_To do_
For the word "name", count the lines below that contain it. Give the number alone.

'''

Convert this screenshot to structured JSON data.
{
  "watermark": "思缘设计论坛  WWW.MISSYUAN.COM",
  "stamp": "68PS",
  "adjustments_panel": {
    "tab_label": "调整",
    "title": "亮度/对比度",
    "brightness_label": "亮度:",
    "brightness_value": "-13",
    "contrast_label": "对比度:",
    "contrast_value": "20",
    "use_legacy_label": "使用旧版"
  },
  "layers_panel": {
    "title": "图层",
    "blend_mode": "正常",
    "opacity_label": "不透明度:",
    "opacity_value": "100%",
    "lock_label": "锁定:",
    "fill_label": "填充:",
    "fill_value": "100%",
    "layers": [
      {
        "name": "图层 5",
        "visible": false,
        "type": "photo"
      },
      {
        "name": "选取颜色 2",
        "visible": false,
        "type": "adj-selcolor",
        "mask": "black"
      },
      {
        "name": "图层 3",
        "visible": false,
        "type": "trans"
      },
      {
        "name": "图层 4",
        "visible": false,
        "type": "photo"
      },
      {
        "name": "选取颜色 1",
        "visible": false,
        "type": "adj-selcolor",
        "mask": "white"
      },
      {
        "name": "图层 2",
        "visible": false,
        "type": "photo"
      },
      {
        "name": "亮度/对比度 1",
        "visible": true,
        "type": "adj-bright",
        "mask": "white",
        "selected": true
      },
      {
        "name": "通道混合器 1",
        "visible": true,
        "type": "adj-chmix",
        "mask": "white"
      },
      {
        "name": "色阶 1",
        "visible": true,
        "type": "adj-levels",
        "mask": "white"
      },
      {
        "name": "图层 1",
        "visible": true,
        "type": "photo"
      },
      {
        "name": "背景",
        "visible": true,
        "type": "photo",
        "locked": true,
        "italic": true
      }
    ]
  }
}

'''

_Result below_
11